→ REQUIRED ACTION
Reproduce the data exactly, leaving nothing out.

··· GIVEN DATA

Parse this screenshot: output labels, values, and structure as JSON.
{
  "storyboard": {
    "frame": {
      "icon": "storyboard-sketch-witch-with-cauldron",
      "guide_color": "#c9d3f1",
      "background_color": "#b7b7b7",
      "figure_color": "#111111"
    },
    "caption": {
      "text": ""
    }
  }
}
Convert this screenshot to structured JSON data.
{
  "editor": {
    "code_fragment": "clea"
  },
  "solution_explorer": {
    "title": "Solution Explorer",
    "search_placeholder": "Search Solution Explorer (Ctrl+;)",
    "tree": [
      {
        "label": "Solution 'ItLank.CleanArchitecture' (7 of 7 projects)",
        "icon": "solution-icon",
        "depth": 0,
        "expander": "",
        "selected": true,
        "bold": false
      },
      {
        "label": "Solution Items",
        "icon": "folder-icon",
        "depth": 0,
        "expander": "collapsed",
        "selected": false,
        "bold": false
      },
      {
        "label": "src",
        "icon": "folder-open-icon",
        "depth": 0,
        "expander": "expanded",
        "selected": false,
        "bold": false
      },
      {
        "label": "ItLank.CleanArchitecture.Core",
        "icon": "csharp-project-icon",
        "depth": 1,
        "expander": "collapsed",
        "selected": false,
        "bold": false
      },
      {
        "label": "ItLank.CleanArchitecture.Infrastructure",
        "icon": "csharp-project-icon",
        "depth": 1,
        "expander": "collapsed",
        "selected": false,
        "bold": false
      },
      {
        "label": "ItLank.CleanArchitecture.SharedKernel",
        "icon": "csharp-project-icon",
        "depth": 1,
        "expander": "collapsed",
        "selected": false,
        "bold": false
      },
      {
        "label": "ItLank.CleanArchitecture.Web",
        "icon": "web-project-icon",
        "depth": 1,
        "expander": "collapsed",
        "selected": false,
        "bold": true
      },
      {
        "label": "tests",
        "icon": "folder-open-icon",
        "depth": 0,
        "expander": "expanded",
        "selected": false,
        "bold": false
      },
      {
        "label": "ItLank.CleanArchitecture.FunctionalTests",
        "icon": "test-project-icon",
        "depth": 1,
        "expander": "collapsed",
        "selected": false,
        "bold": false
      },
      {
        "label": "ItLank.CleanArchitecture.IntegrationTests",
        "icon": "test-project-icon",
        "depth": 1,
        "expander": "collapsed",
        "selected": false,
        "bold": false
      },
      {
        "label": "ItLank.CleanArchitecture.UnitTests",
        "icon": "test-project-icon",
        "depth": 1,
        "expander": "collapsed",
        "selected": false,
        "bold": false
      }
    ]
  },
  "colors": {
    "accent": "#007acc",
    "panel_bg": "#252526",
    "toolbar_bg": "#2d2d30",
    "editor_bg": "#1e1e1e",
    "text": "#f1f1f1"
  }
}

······

→ RESPONSE FOR THIS EXERCISE
Parse this screenshot: output labels, values, and structure as JSON.
{
  "storyboard": {
    "frame": {
      "icon": "storyboard-sketch-witch-with-cauldron",
      "guide_color": "#c9d3f1",
      "background_color": "#b7b7b7",
      "figure_color": "#111111"
    },
    "caption": {
      "text": ""
    }
  }
}
Convert this screenshot to structured JSON data.
{
  "editor": {
    "code_fragment": "clea"
  },
  "solution_explorer": {
    "title": "Solution Explorer",
    "search_placeholder": "Search Solution Explorer (Ctrl+;)",
    "tree": [
      {
        "label": "Solution 'ItLank.CleanArchitecture' (7 of 7 projects)",
        "icon": "solution-icon",
        "depth": 0,
        "expander": "",
        "selected": true,
        "bold": false
      },
      {
        "label": "Solution Items",
        "icon": "folder-icon",
        "depth": 0,
        "expander": "collapsed",
        "selected": false,
        "bold": false
      },
      {
        "label": "src",
        "icon": "folder-open-icon",
        "depth": 0,
        "expander": "expanded",
        "selected": false,
        "bold": false
      },
      {
        "label": "ItLank.CleanArchitecture.Core",
        "icon": "csharp-project-icon",
        "depth": 1,
        "expander": "collapsed",
        "selected": false,
        "bold": false
      },
      {
        "label": "ItLank.CleanArchitecture.Infrastructure",
        "icon": "csharp-project-icon",
        "depth": 1,
        "expander": "collapsed",
        "selected": false,
        "bold": false
      },
      {
        "label": "ItLank.CleanArchitecture.SharedKernel",
        "icon": "csharp-project-icon",
        "depth": 1,
        "expander": "collapsed",
        "selected": false,
        "bold": false
      },
      {
        "label": "ItLank.CleanArchitecture.Web",
        "icon": "web-project-icon",
        "depth": 1,
        "expander": "collapsed",
        "selected": false,
        "bold": true
      },
      {
        "label": "tests",
        "icon": "folder-open-icon",
        "depth": 0,
        "expander": "expanded",
        "selected": false,
        "bold": false
      },
      {
        "label": "ItLank.CleanArchitecture.FunctionalTests",
        "icon": "test-project-icon",
        "depth": 1,
        "expander": "collapsed",
        "selected": false,
        "bold": false
      },
      {
        "label": "ItLank.CleanArchitecture.IntegrationTests",
        "icon": "test-project-icon",
        "depth": 1,
        "expander": "collapsed",
        "selected": false,
        "bold": false
      },
      {
        "label": "ItLank.CleanArchitecture.UnitTests",
        "icon": "test-project-icon",
        "depth": 1,
        "expander": "collapsed",
        "selected": false,
        "bold": false
      }
    ]
  },
  "colors": {
    "accent": "#007acc",
    "panel_bg": "#252526",
    "toolbar_bg": "#2d2d30",
    "editor_bg": "#1e1e1e",
    "text": "#f1f1f1"
  }
}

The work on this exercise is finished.